We also find a ludicrous contrast when ancient art is subjected to the practical test of modern scientific criticism, as seen in the disregard of the laws of equilibrium when angels are represented with arms as well as wings.[1]

The phrase "school of art" seems objectionable when it means more than a preparatory course by which the rudiments are mastered. An artist ought to be independent of all schools, or have a touch of all in his work, because otherwise his liberty will be restricted.

The advantage of originality appears in strong relief when we examine the negative work of imitators. While it is seen that artists having genius can produce striking effects, using apparently commonplace subjects, it is yet clear that imitators can not produce the same effects, because they fail to see them in nature. The picture painted by a great artist and the original in nature always produce two distinct and very different impressions upon the observer. Owing to some subtile change, which it is impossible for an imitator to follow, the picture has an indefinable effect of which we are not conscious in the natural occurrence or object. For this reason the imitators of original work must always fail. They see the effect after it has been rendered, but they can not perceive similar effects in the outer world of nature, as distinguished from the inner world of constructive thought. The striking peculiarity of the work causes them to overlook the delicate and truthful touches by which the general harmony and fitness are maintained. The unprecedented qualities in a work of genius are always sustained by a certain truth to nature.

Originality generally causes severe criticism from contemporary artists, because its tendency is to displace or weaken the established standards. In fact, the opposition usually becomes so intense that the merit of the old method is overlooked on one side, and the great value of a new insight is overlooked on the other. Conservative critics have very often tried to check venturesome innovators by misusing the word mannerism, which does not properly apply to peculiar work. The word means tasteless uniformity. This can be fairly maintained in opposition to critics who think that any incessantly-recurring effect, even though original and striking, is mannerism. Such critical objections ought not to influence an artist to abandon a forcible system of treatment, because the danger of anything really powerful dwindling into a series of tedious repetitions is very slight.

Where there is merit there is continuous growth, whereby the strong current of individuality or sameness of treatment is accompanied by constant transformations, absorbing new material, and finding new methods of expression.

It seems obvious that, after suitable instruction, during which any school may have sway, the artist must look for natural effects in the world directly around him. and not in Rome or in Paris. Nor should he use the special colors or tones advocated by conformists. Objects appear to him of a certain hue, or a certain action of the human figure appears worth rendering. Let him delineate these as he sees them, and be not discouraged by many failures and defects. His strong point may be discerned by close attention to his natural tendencies. In this way the true representation of his impressions will make others conscious of something which before lacked emphasis.

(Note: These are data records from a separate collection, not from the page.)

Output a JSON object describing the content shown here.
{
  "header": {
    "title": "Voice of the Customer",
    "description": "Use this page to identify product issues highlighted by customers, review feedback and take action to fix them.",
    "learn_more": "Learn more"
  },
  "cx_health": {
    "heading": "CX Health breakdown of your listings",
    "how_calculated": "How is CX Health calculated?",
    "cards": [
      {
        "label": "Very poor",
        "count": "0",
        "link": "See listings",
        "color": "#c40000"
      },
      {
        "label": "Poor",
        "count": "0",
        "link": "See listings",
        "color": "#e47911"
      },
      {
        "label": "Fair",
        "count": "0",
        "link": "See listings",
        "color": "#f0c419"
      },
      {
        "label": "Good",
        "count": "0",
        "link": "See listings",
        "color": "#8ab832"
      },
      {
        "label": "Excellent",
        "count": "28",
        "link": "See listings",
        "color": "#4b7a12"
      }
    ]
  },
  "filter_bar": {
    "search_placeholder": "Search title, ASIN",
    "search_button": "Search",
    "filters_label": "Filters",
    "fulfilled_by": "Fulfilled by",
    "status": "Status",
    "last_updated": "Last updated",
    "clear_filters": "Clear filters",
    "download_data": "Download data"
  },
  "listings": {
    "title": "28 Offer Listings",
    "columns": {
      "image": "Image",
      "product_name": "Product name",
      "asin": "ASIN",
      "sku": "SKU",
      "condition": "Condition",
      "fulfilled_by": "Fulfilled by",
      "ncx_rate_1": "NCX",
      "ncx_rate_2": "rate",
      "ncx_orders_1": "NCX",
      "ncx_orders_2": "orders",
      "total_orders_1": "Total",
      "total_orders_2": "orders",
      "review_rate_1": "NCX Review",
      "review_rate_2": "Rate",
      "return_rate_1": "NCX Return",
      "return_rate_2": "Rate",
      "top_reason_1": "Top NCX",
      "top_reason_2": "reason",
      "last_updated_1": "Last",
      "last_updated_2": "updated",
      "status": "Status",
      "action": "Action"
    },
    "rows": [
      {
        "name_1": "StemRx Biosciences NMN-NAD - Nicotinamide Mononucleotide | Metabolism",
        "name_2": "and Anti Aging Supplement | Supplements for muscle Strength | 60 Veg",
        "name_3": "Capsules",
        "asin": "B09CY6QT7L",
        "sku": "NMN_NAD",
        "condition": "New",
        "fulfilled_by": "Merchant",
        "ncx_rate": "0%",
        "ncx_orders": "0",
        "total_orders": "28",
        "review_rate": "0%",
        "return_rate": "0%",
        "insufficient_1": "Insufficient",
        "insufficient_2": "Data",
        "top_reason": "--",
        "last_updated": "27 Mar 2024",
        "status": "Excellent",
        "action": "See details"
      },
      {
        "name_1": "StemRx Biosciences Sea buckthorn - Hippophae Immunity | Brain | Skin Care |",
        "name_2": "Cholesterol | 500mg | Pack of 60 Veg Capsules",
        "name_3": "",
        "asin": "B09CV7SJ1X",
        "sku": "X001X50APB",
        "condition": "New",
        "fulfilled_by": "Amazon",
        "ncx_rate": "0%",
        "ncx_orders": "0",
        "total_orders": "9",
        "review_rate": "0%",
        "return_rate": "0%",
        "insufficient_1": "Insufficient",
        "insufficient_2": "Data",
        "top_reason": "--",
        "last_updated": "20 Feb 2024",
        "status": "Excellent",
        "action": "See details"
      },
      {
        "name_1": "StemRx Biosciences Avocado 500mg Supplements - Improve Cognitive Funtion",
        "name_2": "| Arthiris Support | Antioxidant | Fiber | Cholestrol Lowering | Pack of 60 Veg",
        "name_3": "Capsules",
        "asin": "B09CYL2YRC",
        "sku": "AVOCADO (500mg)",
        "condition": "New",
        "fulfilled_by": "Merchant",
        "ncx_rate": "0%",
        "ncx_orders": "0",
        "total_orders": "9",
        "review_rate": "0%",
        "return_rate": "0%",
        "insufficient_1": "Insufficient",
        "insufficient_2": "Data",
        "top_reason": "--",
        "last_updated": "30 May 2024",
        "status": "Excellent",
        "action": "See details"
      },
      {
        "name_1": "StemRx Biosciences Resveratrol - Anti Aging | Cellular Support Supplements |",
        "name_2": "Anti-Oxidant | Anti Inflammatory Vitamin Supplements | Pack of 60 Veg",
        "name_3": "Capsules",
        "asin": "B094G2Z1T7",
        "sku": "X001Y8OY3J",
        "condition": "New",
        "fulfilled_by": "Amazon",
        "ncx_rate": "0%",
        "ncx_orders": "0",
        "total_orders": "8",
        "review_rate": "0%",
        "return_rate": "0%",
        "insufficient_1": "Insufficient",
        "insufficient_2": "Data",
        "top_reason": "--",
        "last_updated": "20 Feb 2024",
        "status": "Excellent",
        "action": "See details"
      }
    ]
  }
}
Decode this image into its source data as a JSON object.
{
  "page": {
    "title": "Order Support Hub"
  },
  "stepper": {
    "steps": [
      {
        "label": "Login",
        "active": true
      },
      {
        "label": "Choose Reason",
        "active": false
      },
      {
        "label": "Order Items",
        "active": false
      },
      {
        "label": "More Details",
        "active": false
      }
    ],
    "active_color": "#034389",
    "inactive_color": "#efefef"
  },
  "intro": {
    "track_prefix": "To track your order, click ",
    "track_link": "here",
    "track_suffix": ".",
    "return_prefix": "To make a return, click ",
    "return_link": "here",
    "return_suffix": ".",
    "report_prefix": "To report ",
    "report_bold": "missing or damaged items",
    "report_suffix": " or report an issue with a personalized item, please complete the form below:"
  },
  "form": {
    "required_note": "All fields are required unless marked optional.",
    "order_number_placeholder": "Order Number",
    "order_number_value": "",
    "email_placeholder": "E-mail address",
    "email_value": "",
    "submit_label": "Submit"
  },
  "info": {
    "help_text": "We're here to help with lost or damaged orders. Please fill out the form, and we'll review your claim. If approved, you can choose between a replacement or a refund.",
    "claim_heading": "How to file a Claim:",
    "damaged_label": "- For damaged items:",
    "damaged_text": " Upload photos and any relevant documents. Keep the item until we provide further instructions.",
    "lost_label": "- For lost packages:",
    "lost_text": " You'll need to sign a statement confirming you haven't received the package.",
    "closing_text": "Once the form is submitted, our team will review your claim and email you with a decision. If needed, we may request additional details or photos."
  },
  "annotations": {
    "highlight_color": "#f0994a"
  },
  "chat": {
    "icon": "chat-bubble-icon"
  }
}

Such development of originality in art, accompanied by hard and conscientious labor, may result in works of great fame, and in the evolution of art to a higher grade of adaptation to nature. In the future, the artist may better express ideal conceptions, because a wider mastery of facts and subjects involves increased power and skill.

  1. See "Popular Science Monthly," April, 1879: "The Monstrous in Art," by Samuel Kneeland, M.D.